* [TRY IT]:
The answer is one number: how many lines in the data below hold "JSON".

LISTED RECORDS START

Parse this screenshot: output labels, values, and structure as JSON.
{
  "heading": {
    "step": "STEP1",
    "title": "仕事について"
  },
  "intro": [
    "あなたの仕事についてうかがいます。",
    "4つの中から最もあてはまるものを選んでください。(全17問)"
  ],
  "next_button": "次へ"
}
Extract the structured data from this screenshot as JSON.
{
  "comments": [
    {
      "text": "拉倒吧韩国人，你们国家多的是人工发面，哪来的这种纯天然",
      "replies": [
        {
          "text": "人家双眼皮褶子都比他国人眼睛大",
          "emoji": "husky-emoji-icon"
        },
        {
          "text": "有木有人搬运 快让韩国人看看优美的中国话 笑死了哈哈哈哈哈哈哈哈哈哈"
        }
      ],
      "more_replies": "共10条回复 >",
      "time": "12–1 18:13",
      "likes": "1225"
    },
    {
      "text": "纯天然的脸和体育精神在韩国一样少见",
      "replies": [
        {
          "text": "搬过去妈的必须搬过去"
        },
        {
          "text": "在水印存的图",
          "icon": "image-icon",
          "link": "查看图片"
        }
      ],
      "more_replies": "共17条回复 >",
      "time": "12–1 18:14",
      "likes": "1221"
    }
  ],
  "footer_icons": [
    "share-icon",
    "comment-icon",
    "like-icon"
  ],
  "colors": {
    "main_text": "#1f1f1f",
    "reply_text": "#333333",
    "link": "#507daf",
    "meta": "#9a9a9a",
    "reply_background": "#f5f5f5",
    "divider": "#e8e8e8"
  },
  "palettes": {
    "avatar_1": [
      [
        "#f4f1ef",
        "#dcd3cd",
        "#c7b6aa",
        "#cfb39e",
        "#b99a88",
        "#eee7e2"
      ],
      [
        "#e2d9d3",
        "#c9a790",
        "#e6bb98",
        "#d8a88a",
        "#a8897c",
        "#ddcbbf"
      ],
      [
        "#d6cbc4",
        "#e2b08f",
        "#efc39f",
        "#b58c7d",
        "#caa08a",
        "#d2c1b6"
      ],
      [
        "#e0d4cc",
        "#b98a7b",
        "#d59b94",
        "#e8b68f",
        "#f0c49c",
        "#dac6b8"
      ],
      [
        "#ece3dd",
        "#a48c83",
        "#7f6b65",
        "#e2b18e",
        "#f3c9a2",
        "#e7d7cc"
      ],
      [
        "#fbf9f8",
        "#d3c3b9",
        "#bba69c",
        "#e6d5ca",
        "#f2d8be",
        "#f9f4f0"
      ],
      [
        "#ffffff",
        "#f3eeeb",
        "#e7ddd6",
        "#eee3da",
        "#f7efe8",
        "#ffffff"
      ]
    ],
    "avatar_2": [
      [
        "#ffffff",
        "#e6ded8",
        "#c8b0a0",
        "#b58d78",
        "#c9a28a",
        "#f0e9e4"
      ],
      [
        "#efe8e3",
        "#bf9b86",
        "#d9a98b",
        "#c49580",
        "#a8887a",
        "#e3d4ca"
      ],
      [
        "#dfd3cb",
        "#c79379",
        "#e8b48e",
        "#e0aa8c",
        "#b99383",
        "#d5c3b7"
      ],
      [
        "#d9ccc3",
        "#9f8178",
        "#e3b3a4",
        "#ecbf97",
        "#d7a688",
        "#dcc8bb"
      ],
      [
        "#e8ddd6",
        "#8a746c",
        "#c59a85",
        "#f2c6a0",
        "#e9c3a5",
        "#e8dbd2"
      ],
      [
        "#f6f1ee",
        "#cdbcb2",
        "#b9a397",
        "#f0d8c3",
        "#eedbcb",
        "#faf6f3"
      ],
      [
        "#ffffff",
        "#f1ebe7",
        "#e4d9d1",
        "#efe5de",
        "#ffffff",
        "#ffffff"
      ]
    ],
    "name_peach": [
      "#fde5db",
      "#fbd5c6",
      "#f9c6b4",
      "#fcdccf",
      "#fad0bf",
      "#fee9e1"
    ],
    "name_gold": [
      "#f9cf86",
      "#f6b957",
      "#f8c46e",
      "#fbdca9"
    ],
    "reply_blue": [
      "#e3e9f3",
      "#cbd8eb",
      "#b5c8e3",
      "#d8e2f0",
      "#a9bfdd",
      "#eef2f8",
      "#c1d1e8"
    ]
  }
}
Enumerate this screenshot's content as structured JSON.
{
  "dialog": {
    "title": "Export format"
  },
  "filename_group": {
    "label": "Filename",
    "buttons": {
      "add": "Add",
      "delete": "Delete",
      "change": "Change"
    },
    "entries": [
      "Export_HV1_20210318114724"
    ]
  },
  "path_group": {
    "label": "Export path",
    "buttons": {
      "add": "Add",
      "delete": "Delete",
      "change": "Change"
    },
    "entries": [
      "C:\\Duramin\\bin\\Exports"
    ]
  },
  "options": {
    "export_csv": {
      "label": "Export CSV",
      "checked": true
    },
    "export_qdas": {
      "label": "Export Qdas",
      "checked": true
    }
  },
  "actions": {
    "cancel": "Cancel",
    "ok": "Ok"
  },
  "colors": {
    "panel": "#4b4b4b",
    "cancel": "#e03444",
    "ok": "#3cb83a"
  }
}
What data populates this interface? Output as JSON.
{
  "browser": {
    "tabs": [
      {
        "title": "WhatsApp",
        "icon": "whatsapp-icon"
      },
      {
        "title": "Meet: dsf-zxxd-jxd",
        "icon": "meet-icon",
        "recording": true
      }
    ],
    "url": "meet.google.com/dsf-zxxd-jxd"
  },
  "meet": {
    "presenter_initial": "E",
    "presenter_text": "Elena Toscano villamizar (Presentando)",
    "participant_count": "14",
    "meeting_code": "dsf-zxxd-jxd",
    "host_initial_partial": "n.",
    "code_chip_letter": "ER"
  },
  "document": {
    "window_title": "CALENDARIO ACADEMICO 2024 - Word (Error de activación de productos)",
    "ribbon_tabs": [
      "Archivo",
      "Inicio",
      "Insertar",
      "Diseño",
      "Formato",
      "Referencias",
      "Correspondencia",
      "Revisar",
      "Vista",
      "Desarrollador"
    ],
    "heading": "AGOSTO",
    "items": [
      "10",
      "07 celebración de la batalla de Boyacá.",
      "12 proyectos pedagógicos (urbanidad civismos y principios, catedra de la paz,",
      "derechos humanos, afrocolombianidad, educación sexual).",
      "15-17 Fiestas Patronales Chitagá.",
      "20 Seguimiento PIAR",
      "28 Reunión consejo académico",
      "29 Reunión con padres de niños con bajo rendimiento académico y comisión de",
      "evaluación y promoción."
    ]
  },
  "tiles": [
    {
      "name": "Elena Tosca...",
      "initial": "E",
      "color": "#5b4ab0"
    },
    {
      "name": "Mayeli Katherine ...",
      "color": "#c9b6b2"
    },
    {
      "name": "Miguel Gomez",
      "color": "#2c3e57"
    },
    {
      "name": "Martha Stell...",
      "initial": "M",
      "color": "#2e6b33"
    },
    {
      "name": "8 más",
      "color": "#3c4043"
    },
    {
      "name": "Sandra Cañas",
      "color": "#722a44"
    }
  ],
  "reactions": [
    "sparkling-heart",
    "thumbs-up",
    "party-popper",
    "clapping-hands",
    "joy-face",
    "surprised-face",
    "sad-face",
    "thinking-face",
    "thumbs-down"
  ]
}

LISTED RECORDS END

* [EXERCISE SOLUTION]:
4